The 12 scams of Christmas: Grinch-like fraudsters target hard-working families in VERY inventive new ways – here’s everything you need to know to protect your bank account
- Warning issued over inventive scams targeting Australians over Christmas
- Fake ads for dogs encourage shoppers to send money through unsafe methods
- Other scams include fake websites, phishing and fake fundraising appeals
- Shoppers were urged to do independent research and avoid dodgy links
The Financial and Cyber Crime Group from Queensland Police has warned shoppers to remain especially alert against ‘puppy scams’ when purchasing pets.
‘Scammers know Christmas is a popular time to gift pets, and tug at people’s emotions posting fake ads of sought-after breeds,’ a statement said.
Australians have been urged to be wary of new and inventive scammers when shopping (woman pictured above online shopping) for gifts over the Christmas period
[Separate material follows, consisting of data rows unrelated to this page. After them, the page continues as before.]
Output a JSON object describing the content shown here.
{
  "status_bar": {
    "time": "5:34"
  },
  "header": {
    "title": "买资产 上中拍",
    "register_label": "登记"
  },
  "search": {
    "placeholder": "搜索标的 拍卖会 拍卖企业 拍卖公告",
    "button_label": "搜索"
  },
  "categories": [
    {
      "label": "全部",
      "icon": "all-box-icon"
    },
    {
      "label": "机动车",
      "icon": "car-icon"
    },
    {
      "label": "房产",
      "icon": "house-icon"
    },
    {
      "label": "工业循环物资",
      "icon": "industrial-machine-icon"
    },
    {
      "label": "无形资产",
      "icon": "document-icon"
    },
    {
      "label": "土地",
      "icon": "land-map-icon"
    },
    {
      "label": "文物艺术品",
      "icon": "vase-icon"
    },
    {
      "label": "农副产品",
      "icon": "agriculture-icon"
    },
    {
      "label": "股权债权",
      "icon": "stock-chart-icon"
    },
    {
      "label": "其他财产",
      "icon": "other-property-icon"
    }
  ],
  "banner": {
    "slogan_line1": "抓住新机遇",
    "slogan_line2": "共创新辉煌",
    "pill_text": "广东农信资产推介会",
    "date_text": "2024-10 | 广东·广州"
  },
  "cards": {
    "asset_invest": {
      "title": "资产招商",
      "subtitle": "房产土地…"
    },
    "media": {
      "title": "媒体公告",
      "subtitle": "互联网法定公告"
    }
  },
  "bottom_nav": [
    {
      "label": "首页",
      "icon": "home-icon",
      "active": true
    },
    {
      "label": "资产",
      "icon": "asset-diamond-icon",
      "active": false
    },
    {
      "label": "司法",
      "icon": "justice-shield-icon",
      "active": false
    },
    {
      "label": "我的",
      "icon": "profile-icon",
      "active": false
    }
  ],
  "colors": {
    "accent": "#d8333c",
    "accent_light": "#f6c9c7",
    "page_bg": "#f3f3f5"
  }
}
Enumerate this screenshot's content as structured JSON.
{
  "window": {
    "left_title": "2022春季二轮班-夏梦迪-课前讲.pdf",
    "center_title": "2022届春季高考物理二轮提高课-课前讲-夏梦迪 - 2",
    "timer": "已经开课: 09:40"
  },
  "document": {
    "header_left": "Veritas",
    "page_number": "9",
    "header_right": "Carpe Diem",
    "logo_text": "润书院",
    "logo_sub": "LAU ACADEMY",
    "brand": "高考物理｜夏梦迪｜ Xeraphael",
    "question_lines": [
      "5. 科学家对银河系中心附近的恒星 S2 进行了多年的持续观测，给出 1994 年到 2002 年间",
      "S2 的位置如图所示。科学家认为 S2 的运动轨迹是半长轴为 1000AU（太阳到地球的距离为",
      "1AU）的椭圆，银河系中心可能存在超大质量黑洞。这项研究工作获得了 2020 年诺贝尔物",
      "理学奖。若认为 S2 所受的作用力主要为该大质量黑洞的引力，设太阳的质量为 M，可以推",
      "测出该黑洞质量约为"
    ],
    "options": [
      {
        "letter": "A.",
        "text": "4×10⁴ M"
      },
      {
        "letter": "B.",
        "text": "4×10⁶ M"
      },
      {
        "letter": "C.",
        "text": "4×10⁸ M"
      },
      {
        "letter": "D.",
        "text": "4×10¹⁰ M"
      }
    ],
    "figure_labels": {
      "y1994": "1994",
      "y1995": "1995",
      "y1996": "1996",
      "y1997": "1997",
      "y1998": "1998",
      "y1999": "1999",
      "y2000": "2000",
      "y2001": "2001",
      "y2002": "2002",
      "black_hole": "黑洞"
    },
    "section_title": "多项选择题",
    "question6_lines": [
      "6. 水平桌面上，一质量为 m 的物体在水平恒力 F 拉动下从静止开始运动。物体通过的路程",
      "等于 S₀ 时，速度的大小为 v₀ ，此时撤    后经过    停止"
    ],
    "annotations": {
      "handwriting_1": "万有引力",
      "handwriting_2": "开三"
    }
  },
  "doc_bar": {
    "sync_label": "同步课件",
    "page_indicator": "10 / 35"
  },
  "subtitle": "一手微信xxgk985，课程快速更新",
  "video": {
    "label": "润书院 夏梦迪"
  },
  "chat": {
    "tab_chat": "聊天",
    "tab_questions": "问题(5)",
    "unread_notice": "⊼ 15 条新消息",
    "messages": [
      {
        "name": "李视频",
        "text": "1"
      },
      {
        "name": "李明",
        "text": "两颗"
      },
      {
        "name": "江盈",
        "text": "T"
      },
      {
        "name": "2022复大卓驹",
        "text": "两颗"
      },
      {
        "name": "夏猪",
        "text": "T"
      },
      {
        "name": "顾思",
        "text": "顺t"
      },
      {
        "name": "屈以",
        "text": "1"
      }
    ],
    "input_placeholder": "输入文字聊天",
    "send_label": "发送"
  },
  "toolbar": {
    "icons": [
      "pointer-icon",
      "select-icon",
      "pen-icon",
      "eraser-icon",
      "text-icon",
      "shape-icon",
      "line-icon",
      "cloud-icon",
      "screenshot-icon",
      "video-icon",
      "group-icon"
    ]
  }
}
Queensland Police warned fraudsters would often post fake pictures of puppies (pictured above) ‘to tug at people’s emotions’ and trick them into transferring money
Queensland Police warned they had seen a rise in puppy scams this year and urged shoppers to do their own research.
‘Don’t fall for the cute pictures and cheap prices for what is a non-existent puppy – always do independent research,’ the statement said.
‘Cut off communication if the ‘seller’ requests upfront payments through unsecure methods such as wire or bank transfer.’
QLD Police also advised doing a reverse image search on the puppy photo and getting a veterinarian report on any animal before buying it.
Detective Inspector Vince Byrnes said families should always buy a pet they could see in person.
‘If a website does not participate with a secure payment service or a credit card transaction, or is offering greater discounts for direct deposit, it is most likely a scam.
Other common Christmas scams include fake websites, phishing scams, fake fundraising appeals (scam warning pictured above) and free gift card scams
Australians were warned to ‘think before you click’, always do independent research and never transfer money through an unofficial source (shopping website pictured above)
‘Usually the criminal is after your finances and your personal identification information,’ he explained.
Queensland Police also urged Australians to be wary of fake websites, phishing scams, fake fundraising appeals and free gift card scams.
Shoppers were warned if a product or price ‘seems too good to be true, it probably is’.
Telltale signs of an online scam include a website with minimal information and requests to pay via unsecure and unusual methods.
Scammers may also pose as a well-known brand or company to send fake messages to potential victims and drive them towards a fake website.
Scammers may then attempt to steal money or personal data or may infect your device with malware.
Detective Inspector Byrnes said shoppers should always ‘think before you click’ and always use secure payment methods.
‘We are reminding everyone to be alert to Christmas scammers and report any suspicious or unusual activity to Scamwatch,’ he explained.
THE 12 SCAMS OF CHRISTMAS
1. Bogus websites
2. Phishing scams
3. Parcel delivery scams
4. Fake sellers on online classifies/trading sites
5. Fake buyers on online classifies/trading sites
6. Puppy scams
7. Free gift card scams
8. Holiday scams
9. Impersonation scams
10. Fake charities or fundraising appeals
11. Romance scams
12. Remote access scams